= Beginning of Section =

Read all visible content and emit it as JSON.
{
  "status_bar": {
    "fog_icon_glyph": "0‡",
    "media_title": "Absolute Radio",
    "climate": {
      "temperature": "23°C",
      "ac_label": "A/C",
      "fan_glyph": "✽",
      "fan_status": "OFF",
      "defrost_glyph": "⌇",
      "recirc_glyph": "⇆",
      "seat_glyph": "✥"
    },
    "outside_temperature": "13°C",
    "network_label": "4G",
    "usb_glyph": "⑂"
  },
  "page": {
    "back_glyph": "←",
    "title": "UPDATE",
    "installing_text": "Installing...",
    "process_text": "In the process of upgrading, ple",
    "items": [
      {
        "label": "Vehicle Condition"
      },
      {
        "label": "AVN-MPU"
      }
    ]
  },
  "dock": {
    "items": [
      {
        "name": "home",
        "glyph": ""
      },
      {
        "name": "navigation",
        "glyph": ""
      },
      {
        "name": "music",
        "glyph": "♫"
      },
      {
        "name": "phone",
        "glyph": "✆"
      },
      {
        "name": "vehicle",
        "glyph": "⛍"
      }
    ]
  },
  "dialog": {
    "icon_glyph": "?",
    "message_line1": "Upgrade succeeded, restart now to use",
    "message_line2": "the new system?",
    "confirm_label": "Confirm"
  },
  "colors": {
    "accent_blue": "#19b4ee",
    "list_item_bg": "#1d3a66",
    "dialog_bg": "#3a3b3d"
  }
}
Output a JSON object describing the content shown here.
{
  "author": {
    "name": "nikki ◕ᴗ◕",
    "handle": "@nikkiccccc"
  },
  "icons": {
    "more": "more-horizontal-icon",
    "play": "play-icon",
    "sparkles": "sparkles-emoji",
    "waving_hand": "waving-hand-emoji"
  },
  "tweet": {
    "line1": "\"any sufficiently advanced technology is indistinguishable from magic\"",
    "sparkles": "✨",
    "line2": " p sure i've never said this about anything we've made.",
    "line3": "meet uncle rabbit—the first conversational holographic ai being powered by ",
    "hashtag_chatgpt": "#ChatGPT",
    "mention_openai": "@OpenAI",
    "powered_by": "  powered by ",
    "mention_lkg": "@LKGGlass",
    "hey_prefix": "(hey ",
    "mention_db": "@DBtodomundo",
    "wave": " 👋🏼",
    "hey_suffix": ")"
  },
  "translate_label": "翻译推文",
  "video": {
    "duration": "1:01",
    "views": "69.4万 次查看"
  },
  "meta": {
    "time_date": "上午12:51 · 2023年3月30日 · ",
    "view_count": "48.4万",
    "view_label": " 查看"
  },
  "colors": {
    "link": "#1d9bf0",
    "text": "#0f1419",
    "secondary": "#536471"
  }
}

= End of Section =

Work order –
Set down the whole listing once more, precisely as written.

Exercise solution –
Read all visible content and emit it as JSON.
{
  "status_bar": {
    "fog_icon_glyph": "0‡",
    "media_title": "Absolute Radio",
    "climate": {
      "temperature": "23°C",
      "ac_label": "A/C",
      "fan_glyph": "✽",
      "fan_status": "OFF",
      "defrost_glyph": "⌇",
      "recirc_glyph": "⇆",
      "seat_glyph": "✥"
    },
    "outside_temperature": "13°C",
    "network_label": "4G",
    "usb_glyph": "⑂"
  },
  "page": {
    "back_glyph": "←",
    "title": "UPDATE",
    "installing_text": "Installing...",
    "process_text": "In the process of upgrading, ple",
    "items": [
      {
        "label": "Vehicle Condition"
      },
      {
        "label": "AVN-MPU"
      }
    ]
  },
  "dock": {
    "items": [
      {
        "name": "home",
        "glyph": ""
      },
      {
        "name": "navigation",
        "glyph": ""
      },
      {
        "name": "music",
        "glyph": "♫"
      },
      {
        "name": "phone",
        "glyph": "✆"
      },
      {
        "name": "vehicle",
        "glyph": "⛍"
      }
    ]
  },
  "dialog": {
    "icon_glyph": "?",
    "message_line1": "Upgrade succeeded, restart now to use",
    "message_line2": "the new system?",
    "confirm_label": "Confirm"
  },
  "colors": {
    "accent_blue": "#19b4ee",
    "list_item_bg": "#1d3a66",
    "dialog_bg": "#3a3b3d"
  }
}
Output a JSON object describing the content shown here.
{
  "author": {
    "name": "nikki ◕ᴗ◕",
    "handle": "@nikkiccccc"
  },
  "icons": {
    "more": "more-horizontal-icon",
    "play": "play-icon",
    "sparkles": "sparkles-emoji",
    "waving_hand": "waving-hand-emoji"
  },
  "tweet": {
    "line1": "\"any sufficiently advanced technology is indistinguishable from magic\"",
    "sparkles": "✨",
    "line2": " p sure i've never said this about anything we've made.",
    "line3": "meet uncle rabbit—the first conversational holographic ai being powered by ",
    "hashtag_chatgpt": "#ChatGPT",
    "mention_openai": "@OpenAI",
    "powered_by": "  powered by ",
    "mention_lkg": "@LKGGlass",
    "hey_prefix": "(hey ",
    "mention_db": "@DBtodomundo",
    "wave": " 👋🏼",
    "hey_suffix": ")"
  },
  "translate_label": "翻译推文",
  "video": {
    "duration": "1:01",
    "views": "69.4万 次查看"
  },
  "meta": {
    "time_date": "上午12:51 · 2023年3月30日 · ",
    "view_count": "48.4万",
    "view_label": " 查看"
  },
  "colors": {
    "link": "#1d9bf0",
    "text": "#0f1419",
    "secondary": "#536471"
  }
}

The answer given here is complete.